__PROBLEM REQUIREMENTS__: What lines in the following entries hold the word "your"? Copy each one.

__RECORDS PROVIDED__:

= Beginning of Section =

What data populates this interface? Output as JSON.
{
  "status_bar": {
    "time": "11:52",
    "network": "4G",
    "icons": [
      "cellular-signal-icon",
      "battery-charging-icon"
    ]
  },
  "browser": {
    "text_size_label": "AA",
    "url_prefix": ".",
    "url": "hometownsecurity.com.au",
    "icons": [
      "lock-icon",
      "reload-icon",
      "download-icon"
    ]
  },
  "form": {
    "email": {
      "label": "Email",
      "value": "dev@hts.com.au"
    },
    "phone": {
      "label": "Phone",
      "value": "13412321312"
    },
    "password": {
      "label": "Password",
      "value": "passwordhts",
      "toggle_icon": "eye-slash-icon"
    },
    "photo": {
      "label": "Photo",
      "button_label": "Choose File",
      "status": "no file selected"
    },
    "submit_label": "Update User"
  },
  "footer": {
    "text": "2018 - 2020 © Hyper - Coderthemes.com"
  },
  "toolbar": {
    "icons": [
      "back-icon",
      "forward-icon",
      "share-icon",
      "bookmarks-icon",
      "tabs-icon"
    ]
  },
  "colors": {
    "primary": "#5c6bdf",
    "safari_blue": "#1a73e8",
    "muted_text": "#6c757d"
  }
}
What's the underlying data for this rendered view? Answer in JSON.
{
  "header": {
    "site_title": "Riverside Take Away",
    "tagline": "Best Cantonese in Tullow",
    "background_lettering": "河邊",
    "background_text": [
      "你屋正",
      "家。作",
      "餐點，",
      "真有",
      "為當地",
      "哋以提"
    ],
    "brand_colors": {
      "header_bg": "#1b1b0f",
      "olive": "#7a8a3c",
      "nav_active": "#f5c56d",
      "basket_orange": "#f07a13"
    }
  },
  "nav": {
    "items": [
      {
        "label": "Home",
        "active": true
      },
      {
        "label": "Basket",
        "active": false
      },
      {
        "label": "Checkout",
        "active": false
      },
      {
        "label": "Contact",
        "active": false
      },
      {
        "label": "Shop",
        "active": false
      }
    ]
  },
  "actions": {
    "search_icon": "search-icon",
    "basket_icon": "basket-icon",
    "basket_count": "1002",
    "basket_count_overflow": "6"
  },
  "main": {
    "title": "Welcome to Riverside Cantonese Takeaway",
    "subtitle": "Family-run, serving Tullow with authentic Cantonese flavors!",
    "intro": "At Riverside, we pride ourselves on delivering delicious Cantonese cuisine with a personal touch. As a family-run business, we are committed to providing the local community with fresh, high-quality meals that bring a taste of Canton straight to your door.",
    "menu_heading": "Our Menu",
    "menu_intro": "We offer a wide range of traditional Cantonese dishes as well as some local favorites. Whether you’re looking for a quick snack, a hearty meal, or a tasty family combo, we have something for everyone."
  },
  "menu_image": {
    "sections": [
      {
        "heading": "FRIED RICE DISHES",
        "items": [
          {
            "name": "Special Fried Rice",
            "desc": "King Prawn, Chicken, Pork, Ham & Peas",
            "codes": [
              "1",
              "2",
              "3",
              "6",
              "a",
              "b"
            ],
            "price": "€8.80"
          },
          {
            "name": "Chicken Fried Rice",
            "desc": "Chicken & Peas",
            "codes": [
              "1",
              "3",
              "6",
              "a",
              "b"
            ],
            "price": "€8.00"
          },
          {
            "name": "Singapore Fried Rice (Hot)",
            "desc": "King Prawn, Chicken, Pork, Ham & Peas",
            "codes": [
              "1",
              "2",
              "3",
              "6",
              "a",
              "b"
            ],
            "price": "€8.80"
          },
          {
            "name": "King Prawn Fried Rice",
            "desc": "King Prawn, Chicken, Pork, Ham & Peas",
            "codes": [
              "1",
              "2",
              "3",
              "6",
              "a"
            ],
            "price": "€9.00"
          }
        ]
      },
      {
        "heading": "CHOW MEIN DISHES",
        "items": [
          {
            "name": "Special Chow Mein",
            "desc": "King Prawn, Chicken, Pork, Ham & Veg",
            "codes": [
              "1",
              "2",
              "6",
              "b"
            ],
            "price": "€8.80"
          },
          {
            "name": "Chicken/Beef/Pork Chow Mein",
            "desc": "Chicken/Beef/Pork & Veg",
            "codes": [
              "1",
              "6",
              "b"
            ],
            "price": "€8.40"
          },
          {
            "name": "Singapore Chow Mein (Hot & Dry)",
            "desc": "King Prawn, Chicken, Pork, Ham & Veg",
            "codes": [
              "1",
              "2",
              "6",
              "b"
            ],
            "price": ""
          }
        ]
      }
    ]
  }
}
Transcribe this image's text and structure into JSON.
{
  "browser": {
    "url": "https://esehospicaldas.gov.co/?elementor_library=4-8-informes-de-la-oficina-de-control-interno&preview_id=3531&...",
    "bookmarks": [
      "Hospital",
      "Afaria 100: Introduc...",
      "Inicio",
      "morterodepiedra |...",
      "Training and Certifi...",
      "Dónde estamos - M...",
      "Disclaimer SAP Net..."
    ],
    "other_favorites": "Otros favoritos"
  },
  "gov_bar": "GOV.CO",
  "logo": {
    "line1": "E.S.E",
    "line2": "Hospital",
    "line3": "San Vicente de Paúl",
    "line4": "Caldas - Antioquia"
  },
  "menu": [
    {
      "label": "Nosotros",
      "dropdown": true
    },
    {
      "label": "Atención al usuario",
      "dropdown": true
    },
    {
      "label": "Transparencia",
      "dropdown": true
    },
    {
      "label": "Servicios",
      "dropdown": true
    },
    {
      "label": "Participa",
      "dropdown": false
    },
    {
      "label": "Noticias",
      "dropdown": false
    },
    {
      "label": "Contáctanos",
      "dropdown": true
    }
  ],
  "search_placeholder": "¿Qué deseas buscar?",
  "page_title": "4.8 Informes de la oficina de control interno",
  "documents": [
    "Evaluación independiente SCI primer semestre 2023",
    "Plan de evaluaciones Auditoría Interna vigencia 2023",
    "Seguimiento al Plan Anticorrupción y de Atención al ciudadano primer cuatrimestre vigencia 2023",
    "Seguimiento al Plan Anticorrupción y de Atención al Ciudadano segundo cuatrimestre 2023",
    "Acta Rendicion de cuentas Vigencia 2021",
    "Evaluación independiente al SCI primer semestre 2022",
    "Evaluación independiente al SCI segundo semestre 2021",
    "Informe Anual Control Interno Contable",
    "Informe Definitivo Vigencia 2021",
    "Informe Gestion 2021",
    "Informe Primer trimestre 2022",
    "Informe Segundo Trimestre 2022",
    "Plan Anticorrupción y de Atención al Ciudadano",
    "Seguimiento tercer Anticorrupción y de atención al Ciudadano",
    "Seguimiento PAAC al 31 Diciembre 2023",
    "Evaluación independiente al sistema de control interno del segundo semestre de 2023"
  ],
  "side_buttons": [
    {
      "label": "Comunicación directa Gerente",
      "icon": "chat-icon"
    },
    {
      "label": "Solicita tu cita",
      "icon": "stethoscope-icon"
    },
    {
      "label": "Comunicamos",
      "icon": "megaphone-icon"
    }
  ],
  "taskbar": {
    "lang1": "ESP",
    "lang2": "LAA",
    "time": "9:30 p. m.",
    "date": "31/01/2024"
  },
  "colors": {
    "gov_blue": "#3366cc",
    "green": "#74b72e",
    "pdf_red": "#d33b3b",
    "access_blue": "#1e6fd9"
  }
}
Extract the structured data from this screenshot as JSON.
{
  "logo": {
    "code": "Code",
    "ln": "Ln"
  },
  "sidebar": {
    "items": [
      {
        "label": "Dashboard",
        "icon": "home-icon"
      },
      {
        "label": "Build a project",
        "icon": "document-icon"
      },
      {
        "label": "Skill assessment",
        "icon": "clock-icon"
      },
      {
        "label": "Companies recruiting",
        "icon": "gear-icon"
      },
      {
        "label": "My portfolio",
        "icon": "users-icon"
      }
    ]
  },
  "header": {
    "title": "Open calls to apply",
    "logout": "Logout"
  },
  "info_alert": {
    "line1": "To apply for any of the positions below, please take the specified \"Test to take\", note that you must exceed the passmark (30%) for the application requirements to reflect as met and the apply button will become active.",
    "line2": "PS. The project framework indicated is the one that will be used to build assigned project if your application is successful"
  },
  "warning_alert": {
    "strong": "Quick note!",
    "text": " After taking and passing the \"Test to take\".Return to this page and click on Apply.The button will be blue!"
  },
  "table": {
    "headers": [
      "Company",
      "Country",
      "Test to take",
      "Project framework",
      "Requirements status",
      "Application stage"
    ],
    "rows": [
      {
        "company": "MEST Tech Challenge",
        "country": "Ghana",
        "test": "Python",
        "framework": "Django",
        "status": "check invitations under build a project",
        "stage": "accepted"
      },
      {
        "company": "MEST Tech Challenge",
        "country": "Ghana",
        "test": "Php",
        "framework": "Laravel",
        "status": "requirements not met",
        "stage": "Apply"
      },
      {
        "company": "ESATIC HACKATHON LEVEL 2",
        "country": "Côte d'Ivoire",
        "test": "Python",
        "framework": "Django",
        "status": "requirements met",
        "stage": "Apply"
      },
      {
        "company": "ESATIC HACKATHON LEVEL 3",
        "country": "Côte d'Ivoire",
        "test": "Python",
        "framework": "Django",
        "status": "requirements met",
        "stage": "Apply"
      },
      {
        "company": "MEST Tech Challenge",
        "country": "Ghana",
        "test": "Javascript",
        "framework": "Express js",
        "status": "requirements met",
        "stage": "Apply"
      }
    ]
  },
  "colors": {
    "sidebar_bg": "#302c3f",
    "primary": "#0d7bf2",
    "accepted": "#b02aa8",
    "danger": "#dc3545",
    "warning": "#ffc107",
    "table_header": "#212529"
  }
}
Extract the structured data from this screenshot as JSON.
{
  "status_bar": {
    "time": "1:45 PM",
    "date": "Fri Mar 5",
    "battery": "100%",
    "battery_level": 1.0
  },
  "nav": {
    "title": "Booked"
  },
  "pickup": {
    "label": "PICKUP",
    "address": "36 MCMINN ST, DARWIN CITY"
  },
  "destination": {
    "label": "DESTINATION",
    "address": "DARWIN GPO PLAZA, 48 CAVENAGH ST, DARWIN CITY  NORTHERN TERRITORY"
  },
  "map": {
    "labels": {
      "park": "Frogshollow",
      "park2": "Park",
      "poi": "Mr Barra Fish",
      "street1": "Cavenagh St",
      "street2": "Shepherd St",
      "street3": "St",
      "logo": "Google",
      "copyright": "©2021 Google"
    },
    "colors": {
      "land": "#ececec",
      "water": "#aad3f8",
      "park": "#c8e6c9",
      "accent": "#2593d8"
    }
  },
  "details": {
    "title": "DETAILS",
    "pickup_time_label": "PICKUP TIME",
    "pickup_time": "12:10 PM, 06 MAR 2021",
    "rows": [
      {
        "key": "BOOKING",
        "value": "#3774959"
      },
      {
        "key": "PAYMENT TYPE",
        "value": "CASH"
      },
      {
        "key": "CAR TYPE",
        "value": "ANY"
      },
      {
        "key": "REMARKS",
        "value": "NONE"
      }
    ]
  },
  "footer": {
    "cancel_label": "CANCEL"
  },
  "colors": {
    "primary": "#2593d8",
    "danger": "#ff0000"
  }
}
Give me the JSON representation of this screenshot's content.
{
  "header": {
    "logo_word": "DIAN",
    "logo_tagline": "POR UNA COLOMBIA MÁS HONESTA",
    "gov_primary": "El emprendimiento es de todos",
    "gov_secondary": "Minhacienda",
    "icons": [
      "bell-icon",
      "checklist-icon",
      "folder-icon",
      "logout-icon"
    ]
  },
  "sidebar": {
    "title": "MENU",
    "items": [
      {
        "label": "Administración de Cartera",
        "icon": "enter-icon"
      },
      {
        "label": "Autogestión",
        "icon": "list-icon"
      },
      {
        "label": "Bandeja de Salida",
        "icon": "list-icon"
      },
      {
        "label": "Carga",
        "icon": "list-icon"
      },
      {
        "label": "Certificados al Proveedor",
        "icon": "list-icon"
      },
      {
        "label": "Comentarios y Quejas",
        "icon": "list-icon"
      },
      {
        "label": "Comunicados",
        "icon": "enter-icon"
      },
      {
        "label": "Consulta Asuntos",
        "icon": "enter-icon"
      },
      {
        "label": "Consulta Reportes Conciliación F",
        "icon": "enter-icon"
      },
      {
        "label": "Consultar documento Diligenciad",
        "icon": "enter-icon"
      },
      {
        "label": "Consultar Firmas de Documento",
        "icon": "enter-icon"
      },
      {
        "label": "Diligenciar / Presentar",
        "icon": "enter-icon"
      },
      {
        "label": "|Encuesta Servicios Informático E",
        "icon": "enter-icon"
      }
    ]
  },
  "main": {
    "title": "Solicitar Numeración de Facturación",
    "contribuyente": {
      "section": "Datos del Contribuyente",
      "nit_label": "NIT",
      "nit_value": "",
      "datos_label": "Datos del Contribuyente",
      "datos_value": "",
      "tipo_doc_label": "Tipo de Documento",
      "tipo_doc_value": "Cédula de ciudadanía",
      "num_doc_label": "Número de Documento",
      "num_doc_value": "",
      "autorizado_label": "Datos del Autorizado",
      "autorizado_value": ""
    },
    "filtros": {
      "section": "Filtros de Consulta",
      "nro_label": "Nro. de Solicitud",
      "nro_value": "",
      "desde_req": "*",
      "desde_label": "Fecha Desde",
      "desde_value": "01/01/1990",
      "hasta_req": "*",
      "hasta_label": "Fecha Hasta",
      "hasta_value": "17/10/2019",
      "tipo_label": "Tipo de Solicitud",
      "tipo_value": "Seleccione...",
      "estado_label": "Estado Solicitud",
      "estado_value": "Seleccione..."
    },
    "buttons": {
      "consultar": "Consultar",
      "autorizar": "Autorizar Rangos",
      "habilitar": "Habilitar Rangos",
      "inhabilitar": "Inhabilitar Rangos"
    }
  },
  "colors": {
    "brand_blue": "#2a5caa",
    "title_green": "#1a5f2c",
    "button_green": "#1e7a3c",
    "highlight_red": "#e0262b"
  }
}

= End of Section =

__TASK OUTPUT__:
    "intro": "At Riverside, we pride ourselves on delivering delicious Cantonese cuisine with a personal touch. As a family-run business, we are committed to providing the local community with fresh, high-quality meals that bring a taste of Canton straight to your door.",
    "line2": "PS. The project framework indicated is the one that will be used to build assigned project if your application is successful"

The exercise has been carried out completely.